#### Your task
Whenever a line in the listing contains "username", copy that line.

-- Opening Marker --

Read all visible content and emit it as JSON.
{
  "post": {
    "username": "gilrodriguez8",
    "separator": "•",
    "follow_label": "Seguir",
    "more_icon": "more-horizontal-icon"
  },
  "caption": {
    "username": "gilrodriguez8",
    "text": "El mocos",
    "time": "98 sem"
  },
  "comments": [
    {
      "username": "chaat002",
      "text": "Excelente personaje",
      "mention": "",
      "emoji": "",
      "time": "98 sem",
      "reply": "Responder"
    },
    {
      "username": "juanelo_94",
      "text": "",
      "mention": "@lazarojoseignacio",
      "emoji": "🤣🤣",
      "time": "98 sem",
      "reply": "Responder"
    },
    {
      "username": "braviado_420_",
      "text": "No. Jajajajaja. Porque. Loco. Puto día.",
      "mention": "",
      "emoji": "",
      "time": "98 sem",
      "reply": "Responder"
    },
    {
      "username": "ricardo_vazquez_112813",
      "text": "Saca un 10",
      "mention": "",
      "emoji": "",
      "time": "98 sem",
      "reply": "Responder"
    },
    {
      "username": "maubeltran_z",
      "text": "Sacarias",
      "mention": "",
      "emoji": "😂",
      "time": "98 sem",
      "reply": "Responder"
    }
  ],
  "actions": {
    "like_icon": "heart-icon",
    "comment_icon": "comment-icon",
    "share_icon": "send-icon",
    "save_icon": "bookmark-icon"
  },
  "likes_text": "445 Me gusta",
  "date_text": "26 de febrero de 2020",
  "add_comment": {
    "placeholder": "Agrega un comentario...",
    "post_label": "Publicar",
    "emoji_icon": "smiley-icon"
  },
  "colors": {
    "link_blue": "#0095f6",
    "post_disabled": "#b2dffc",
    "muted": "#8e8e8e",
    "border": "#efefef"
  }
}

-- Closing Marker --

#### Task answer
    "username": "gilrodriguez8",
    "username": "gilrodriguez8",
      "username": "chaat002",
      "username": "juanelo_94",
      "username": "braviado_420_",
      "username": "ricardo_vazquez_112813",
      "username": "maubeltran_z",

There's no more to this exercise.